Before the relaxation and contentedness from Memorial Day Weekend (MDW) completely fades, take a moment to appreciate the meaning of the holiday. Traditionally, the last day of May is devoted to honoring and remembering both men and woman who died in military service. It’s also the unofficial kick-off of summer in America. Which means that beaches will now be life-guarded, and typically start charging admission.
Although I’ve had family members who served in the military, and fought during WWII (my grandpa on my mother’s side); there aren’t any immediate family members serving in the active military. And fortunately, most of the people in my network were unscathed when terrorists attacked New York City (NYC) on September 11th, 2001. What all this can be filtered down to is the following: service brings honor. Whether that’s military service, growing a business that serves the community, or the blessed men and women who don some kind of uniform for work each day. Read more
What a lovely metaphor that I came up with. What does it apply to you may be asking? Well, if you’re reading this blog the only hint I can give away is: it’s in the title! Haha. So, I’ve been focusing on competition between the rideshare apps lately, and this line refers to something that one of my pax said. I’m not here to herald one app while bashing another; just trying to provide some raw insight into what rideshare drivers experience in the New York City market.
Just when I thought it was safe to go outside again, the mean streets of NYC prove to be quite the chaotic battleground. This week, my dashcam has been snappin’ up all kinds of interesting goings-ons; from taxis running red lights, to ambulances everywhere, and some good ol’ fashioned road rage. So here’s the highlights from my week. Chock full of juicy little tidbits, which may provide you dear reader with some valuable insight into the whole ridesharing gig. If you so choose to partake in viewing these gems.
One of the cool aspects of working in New York City (as compared to the suburbs) is all the interesting people that I interact with on the daily. Most pax stick to the informal script when I show up to transport them:
- Confirm the ride is there for them.
- Figure out where to sit, and how to use the automatic door.
- Bury their face into their smartphone until they’ve arrived at their destination.
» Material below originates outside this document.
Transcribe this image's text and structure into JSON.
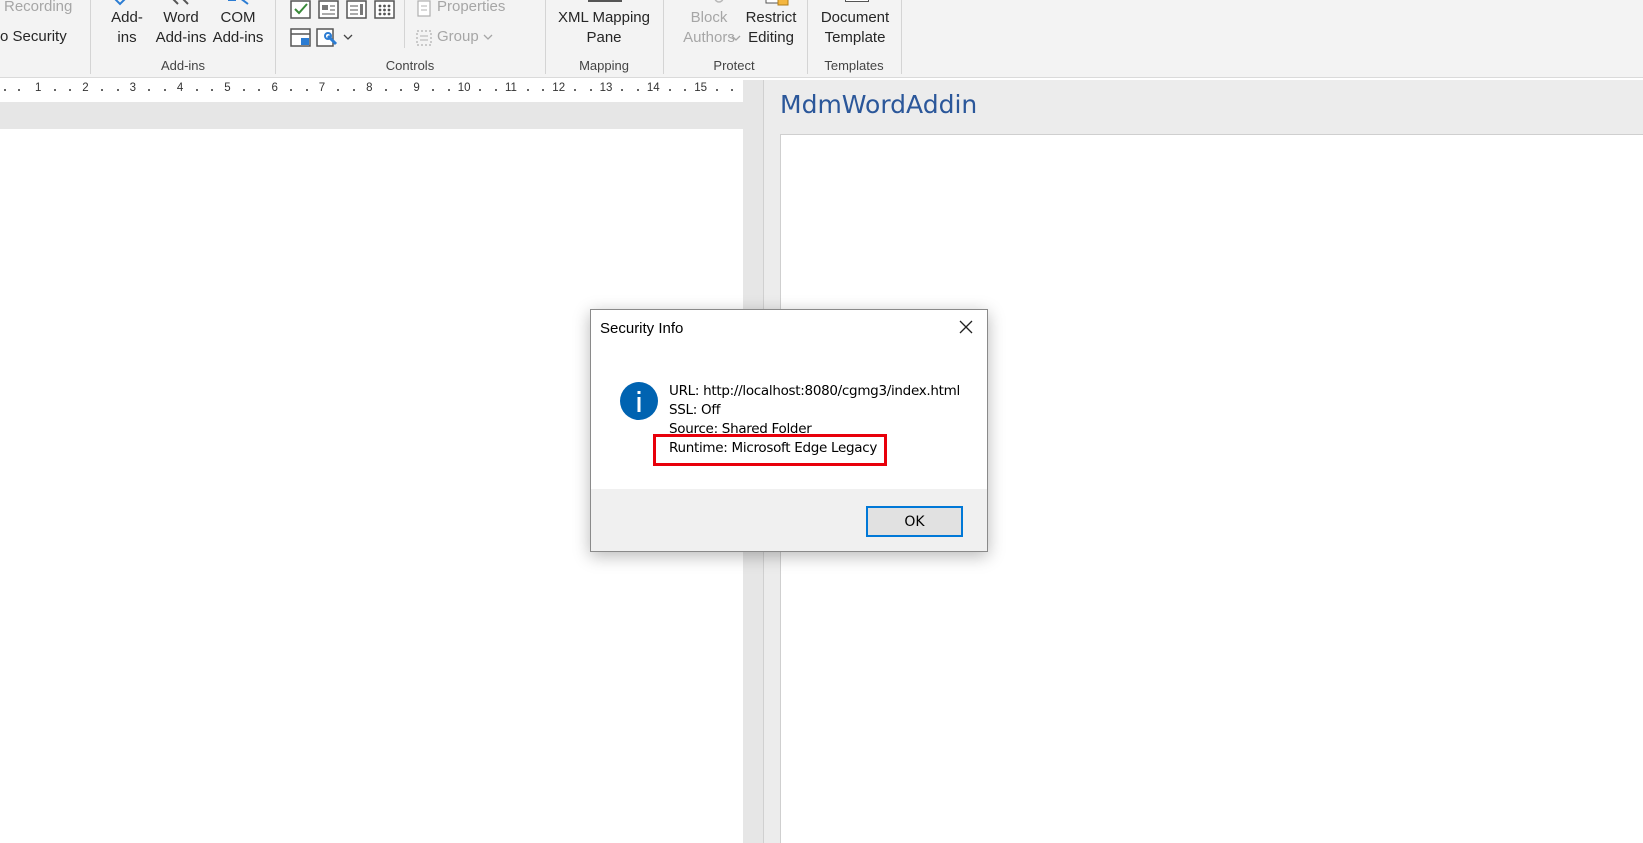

Occasionally I’ll get pax who chat me up about rideshare driving, which I don’t mind. But frequently they more or less conform to the aforementioned behavior. It’s almost like clockwork sometimes actually. Read more